[Excerpts from an interface dataset]
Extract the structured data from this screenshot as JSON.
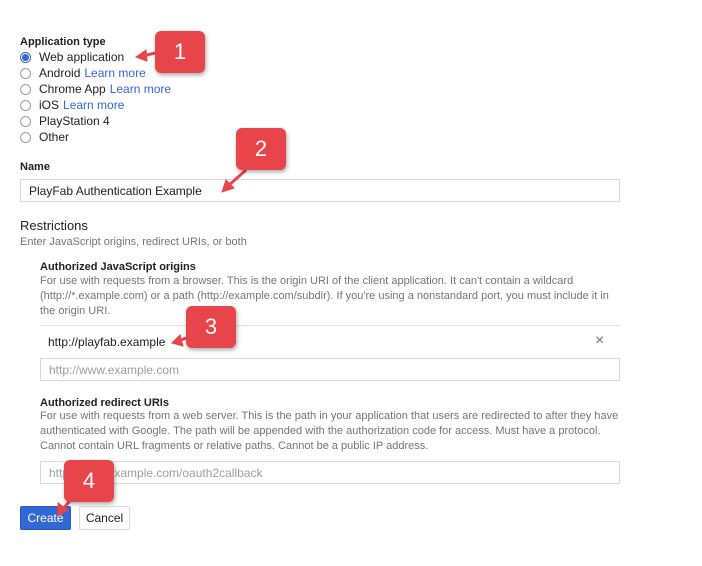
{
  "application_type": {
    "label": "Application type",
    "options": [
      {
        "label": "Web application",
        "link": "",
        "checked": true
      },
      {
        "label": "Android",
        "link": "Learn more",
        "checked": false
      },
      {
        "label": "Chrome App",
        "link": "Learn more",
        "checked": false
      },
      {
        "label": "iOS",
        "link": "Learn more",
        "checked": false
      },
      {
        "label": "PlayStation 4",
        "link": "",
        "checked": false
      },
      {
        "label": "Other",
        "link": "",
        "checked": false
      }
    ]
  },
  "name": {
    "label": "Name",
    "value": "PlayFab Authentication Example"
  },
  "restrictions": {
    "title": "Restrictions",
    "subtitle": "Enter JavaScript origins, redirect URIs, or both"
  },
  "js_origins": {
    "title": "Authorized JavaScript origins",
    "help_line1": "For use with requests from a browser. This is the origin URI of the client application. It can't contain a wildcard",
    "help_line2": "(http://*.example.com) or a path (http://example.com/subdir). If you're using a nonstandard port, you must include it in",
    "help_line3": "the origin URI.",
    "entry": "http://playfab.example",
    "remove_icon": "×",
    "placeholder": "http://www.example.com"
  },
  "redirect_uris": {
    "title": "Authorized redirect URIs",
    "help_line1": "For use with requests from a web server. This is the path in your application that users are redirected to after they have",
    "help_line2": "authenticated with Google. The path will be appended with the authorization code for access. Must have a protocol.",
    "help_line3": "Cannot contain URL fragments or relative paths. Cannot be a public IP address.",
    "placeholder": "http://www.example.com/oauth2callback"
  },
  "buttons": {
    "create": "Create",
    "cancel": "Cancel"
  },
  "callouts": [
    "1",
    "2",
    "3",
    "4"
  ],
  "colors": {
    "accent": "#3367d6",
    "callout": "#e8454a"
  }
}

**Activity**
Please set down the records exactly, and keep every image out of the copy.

**Finished exercise**
Extract the structured data from this screenshot as JSON.
{
  "application_type": {
    "label": "Application type",
    "options": [
      {
        "label": "Web application",
        "link": "",
        "checked": true
      },
      {
        "label": "Android",
        "link": "Learn more",
        "checked": false
      },
      {
        "label": "Chrome App",
        "link": "Learn more",
        "checked": false
      },
      {
        "label": "iOS",
        "link": "Learn more",
        "checked": false
      },
      {
        "label": "PlayStation 4",
        "link": "",
        "checked": false
      },
      {
        "label": "Other",
        "link": "",
        "checked": false
      }
    ]
  },
  "name": {
    "label": "Name",
    "value": "PlayFab Authentication Example"
  },
  "restrictions": {
    "title": "Restrictions",
    "subtitle": "Enter JavaScript origins, redirect URIs, or both"
  },
  "js_origins": {
    "title": "Authorized JavaScript origins",
    "help_line1": "For use with requests from a browser. This is the origin URI of the client application. It can't contain a wildcard",
    "help_line2": "(http://*.example.com) or a path (http://example.com/subdir). If you're using a nonstandard port, you must include it in",
    "help_line3": "the origin URI.",
    "entry": "http://playfab.example",
    "remove_icon": "×",
    "placeholder": "http://www.example.com"
  },
  "redirect_uris": {
    "title": "Authorized redirect URIs",
    "help_line1": "For use with requests from a web server. This is the path in your application that users are redirected to after they have",
    "help_line2": "authenticated with Google. The path will be appended with the authorization code for access. Must have a protocol.",
    "help_line3": "Cannot contain URL fragments or relative paths. Cannot be a public IP address.",
    "placeholder": "http://www.example.com/oauth2callback"
  },
  "buttons": {
    "create": "Create",
    "cancel": "Cancel"
  },
  "callouts": [
    "1",
    "2",
    "3",
    "4"
  ],
  "colors": {
    "accent": "#3367d6",
    "callout": "#e8454a"
  }
}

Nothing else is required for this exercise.